ACTIVITY
Throughout the entries below, report every line where "this" is found.

Interface dataset entries:

▬▬▬▬▬▬

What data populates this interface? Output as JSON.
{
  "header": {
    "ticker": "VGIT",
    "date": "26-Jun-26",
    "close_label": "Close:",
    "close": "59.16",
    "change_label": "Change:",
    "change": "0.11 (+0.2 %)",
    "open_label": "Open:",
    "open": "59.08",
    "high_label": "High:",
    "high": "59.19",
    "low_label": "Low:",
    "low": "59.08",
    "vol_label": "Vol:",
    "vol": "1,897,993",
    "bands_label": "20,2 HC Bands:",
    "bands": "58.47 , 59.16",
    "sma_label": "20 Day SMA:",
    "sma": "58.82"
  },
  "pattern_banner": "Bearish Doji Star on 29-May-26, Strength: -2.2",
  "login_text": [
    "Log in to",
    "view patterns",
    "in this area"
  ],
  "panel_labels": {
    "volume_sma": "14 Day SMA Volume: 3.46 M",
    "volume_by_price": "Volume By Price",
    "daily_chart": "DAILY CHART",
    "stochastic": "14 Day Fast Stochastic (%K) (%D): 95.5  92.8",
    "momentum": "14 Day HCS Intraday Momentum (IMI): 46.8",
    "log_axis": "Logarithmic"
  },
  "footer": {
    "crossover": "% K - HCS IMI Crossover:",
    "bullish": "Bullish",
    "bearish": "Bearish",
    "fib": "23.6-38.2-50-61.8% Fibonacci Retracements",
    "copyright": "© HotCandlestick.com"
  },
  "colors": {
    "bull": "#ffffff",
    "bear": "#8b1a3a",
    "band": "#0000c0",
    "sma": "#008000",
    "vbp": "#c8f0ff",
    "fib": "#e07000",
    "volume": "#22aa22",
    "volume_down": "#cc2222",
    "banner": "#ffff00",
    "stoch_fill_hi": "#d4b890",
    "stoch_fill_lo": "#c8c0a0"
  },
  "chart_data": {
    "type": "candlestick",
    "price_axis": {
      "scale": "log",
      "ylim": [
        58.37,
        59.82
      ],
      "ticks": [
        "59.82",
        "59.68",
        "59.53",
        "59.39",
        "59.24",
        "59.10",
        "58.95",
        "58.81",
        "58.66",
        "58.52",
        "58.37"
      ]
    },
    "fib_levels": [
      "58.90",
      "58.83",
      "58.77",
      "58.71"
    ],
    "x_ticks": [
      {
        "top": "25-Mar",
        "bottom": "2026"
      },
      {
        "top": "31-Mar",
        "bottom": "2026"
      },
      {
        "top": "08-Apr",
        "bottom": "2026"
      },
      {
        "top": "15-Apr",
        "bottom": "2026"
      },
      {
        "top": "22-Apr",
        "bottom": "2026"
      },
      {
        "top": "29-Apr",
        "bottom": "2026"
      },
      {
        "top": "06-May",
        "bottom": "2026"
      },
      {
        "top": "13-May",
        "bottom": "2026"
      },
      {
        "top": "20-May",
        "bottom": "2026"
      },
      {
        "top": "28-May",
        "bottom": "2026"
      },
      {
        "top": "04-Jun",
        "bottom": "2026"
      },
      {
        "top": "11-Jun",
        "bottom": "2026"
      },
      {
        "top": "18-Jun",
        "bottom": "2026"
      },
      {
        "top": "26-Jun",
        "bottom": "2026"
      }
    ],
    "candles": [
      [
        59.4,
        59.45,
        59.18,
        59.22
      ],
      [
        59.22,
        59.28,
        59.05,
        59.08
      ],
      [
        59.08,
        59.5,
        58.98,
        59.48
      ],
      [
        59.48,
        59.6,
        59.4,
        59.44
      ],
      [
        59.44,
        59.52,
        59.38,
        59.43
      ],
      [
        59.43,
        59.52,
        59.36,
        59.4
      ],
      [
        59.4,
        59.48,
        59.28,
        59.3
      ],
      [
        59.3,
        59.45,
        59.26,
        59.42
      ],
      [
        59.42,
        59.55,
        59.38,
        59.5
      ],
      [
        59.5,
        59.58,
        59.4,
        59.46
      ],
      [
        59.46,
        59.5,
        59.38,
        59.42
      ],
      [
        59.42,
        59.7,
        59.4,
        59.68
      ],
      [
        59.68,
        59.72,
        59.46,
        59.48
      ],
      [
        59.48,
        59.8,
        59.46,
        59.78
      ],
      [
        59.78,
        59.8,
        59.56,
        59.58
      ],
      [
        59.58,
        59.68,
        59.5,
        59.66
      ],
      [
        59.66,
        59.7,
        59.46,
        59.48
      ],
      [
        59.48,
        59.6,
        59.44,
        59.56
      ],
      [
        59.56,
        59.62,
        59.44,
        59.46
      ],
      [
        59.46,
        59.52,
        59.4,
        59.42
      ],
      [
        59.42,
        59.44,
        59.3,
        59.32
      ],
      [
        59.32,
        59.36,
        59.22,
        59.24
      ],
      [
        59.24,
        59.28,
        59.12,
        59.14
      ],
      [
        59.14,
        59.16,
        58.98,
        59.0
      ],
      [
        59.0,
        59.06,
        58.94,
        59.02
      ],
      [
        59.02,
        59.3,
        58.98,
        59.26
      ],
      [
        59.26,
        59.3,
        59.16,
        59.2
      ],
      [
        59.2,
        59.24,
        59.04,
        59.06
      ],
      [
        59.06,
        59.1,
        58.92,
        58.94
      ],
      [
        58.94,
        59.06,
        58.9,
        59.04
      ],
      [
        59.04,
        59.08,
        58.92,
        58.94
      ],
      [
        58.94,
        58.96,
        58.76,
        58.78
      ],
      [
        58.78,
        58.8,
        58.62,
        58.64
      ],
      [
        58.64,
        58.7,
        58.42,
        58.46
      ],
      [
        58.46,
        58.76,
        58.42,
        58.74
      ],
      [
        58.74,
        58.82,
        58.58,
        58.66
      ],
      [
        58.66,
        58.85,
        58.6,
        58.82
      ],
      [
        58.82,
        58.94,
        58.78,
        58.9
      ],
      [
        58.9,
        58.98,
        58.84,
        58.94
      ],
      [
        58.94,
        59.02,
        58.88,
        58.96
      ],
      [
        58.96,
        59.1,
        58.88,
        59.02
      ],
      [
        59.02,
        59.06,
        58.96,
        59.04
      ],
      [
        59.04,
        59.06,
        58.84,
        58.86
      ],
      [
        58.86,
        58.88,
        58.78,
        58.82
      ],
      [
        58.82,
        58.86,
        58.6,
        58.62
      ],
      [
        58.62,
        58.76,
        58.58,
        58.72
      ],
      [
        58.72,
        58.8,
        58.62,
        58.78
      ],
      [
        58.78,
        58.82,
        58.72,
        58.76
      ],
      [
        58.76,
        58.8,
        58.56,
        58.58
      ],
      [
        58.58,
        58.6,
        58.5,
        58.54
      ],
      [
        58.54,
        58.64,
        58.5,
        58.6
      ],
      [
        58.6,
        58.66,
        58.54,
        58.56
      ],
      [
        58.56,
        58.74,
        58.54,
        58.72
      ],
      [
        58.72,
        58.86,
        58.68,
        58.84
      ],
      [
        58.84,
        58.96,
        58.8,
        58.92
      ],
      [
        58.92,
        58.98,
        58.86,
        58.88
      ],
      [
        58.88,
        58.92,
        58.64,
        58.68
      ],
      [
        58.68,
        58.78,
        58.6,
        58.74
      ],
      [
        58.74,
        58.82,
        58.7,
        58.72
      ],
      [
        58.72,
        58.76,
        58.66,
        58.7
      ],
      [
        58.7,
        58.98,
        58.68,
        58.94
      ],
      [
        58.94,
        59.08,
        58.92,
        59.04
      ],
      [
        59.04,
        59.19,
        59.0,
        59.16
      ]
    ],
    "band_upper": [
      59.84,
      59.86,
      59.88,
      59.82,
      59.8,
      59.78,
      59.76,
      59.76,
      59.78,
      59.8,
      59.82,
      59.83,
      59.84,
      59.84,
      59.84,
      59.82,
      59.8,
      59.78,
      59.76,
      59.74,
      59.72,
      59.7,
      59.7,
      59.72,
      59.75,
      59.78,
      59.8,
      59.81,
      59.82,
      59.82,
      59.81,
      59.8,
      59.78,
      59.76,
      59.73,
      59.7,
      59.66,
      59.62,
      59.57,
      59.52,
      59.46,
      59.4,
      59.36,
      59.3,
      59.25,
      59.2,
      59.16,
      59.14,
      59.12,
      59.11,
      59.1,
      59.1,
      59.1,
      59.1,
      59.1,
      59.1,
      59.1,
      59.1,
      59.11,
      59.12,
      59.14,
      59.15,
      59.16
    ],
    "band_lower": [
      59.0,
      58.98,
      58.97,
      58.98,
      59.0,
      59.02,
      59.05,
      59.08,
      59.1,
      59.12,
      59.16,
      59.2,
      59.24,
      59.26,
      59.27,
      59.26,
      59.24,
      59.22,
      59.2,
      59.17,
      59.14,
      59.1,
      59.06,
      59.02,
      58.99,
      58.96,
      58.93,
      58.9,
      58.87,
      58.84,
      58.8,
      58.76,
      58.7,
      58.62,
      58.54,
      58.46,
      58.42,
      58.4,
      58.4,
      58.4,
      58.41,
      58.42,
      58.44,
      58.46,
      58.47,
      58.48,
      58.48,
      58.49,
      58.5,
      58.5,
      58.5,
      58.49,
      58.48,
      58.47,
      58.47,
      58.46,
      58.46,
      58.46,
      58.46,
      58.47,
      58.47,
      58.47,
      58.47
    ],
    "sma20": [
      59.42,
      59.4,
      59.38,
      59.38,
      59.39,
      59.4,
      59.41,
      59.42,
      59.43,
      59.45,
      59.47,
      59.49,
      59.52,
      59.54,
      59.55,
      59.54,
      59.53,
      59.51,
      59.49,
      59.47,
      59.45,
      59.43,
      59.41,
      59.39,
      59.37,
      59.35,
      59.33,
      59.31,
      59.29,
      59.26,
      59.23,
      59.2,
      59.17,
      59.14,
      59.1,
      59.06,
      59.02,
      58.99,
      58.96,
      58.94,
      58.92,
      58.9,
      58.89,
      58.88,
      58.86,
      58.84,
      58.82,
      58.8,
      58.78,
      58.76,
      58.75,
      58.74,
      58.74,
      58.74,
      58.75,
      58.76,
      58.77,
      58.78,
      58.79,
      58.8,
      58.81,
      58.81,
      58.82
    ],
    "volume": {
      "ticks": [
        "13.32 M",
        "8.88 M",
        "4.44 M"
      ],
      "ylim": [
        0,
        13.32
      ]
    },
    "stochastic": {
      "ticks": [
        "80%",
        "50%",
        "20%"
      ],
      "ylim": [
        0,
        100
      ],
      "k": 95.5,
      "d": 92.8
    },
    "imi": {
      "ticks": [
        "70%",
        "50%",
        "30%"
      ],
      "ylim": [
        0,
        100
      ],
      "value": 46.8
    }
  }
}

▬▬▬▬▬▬

SOLUTION TO THE EXERCISE
What data populates this interface? Output as JSON.
    "in this area"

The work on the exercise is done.